6. It should have minimal dependencies

The more dependencies it has, the harder it is to maintain and change it in the future. You can always help yourself in achieving the goal of having minimal dependencies by using e.g. NDEPEND for checking potential incorrectness in the dependencies of your code.

7. Smaller is better

Code should be minimal. Both classes and methods should be short, preferably just a few lines of code. It should be well divided (also within one class). The better you divide your code the easier it becomes to read it. This principle might positively influence point 4 – it will make it easier for other developers to understand your code.

8. It should have unit and acceptance tests

How can we know that our code complies with the requirements if we don’t write tests? How can we maintain and extend it without the fear that it will stop working? Code without tests is simply not clean. If you would like to get to know more about the pillars of unit testing I advise you to read a very nice article Three Pillars of Unit Tests written by one of my colleagues.

9. It should be expressive

Expressiveness of the code means that it has meaningful names. These names should express their intention. They should not mislead you. They should be distinctive. Expressiveness makes code document itself making the need for documentation less important. If you want to read more about the subject of self-documenting code I recommend you to go through this article.

So what is in fact the definition of clean code?

All in all there is one final quality that summarizes all the above:

Clean code is a code that is written by someone who cares

 quote from Michael Feathers

It is written by someone who has treated it as an art and paid attention to all details.
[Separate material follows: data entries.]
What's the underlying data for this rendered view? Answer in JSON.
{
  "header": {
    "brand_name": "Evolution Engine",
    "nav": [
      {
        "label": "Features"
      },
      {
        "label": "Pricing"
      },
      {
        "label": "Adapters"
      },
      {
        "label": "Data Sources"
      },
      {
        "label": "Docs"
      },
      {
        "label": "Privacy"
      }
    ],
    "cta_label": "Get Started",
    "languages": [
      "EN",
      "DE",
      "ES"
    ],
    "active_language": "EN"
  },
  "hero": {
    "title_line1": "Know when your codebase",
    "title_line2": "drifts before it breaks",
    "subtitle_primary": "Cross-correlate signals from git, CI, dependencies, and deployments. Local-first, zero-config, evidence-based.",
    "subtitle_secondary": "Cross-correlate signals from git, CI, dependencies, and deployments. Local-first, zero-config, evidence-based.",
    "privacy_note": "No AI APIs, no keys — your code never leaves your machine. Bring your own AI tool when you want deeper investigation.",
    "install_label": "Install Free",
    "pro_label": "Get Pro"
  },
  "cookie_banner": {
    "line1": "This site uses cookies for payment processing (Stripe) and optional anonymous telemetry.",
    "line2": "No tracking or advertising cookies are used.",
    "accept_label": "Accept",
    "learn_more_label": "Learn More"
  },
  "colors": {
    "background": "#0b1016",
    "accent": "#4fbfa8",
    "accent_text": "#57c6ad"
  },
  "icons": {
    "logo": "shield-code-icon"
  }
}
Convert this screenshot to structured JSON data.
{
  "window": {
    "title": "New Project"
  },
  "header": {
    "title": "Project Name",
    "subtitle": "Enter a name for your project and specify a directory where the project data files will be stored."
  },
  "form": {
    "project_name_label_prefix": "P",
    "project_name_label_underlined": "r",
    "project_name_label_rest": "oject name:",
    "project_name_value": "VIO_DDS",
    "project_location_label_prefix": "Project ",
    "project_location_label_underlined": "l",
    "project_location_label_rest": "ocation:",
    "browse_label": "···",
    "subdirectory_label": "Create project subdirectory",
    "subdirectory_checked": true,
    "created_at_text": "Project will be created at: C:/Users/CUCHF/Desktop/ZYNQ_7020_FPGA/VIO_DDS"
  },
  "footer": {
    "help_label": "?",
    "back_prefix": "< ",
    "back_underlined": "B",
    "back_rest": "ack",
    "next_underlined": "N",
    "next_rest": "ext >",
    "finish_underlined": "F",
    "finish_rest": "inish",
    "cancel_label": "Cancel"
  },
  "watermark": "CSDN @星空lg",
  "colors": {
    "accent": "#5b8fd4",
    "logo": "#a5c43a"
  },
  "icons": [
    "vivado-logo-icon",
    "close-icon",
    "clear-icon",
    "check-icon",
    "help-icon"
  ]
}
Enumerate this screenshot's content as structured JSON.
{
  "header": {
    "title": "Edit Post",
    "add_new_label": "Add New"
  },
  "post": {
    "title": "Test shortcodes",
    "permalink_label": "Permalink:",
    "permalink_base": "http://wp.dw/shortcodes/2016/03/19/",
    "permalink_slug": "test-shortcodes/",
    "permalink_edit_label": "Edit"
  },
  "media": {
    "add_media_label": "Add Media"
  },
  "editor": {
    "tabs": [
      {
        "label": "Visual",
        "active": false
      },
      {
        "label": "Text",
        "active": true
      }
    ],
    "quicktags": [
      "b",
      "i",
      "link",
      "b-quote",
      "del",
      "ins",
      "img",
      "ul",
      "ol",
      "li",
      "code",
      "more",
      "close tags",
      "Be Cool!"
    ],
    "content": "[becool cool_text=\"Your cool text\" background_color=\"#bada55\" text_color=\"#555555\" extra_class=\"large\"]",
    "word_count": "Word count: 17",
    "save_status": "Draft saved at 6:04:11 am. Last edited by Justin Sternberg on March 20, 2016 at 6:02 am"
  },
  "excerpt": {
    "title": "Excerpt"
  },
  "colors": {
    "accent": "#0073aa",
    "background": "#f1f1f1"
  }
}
The subject of clean code is in fact very complex and goes far beyond the knowledge presented in this post. Therefore if you find any other characteristics that you think make code cleaner do not hesitate and share them with us!